Given data:

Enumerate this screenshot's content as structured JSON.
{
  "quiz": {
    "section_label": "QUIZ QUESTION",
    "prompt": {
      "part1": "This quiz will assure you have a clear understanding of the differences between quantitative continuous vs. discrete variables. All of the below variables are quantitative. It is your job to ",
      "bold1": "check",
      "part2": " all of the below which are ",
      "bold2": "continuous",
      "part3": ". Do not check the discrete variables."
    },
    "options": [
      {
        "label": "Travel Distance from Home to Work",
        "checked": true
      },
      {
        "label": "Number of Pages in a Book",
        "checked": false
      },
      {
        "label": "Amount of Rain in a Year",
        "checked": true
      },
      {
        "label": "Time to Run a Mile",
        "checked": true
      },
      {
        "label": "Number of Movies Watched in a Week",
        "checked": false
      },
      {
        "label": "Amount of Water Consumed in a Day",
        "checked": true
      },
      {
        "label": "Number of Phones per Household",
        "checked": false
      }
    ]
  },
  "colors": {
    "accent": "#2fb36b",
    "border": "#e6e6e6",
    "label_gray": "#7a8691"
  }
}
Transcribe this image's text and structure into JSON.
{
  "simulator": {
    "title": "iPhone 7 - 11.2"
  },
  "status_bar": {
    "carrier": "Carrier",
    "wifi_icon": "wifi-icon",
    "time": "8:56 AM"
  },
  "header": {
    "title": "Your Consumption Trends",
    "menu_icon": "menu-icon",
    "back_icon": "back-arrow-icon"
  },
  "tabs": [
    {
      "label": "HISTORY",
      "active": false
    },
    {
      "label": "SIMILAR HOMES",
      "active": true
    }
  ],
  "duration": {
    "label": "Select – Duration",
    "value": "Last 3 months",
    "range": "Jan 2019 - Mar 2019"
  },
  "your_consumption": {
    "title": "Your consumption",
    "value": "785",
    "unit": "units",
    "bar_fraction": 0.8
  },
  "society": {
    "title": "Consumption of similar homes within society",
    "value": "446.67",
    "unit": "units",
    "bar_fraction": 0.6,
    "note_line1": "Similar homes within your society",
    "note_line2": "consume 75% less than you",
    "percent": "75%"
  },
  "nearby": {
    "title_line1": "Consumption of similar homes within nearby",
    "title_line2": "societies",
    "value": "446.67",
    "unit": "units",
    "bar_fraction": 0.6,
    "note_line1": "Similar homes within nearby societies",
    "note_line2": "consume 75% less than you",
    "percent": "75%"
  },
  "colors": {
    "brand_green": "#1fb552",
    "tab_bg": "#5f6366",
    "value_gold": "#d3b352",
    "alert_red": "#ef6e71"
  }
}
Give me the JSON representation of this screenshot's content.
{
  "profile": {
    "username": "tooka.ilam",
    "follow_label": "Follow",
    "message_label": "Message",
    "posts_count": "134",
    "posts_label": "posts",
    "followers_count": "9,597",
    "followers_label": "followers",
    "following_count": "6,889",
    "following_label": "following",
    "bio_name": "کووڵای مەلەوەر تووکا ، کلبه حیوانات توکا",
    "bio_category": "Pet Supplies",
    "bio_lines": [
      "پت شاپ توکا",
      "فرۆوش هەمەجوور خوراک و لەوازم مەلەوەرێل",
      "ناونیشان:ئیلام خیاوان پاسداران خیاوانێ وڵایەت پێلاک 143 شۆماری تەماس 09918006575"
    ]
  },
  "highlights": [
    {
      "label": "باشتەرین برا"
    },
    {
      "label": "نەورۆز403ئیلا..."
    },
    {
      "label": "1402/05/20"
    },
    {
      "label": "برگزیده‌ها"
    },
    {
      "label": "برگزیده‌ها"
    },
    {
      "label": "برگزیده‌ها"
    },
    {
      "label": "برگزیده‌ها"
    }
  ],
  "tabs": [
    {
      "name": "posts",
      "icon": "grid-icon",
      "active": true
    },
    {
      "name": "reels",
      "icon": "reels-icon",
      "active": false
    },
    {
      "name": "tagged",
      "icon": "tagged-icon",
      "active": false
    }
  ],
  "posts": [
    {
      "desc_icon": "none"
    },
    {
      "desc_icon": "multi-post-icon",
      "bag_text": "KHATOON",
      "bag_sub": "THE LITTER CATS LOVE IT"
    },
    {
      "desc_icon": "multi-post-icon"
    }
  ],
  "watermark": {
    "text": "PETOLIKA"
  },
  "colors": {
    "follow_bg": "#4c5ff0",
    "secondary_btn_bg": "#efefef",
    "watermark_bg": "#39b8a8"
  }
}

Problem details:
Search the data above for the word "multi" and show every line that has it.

Output of the exercise:
      "desc_icon": "multi-post-icon",
      "desc_icon": "multi-post-icon"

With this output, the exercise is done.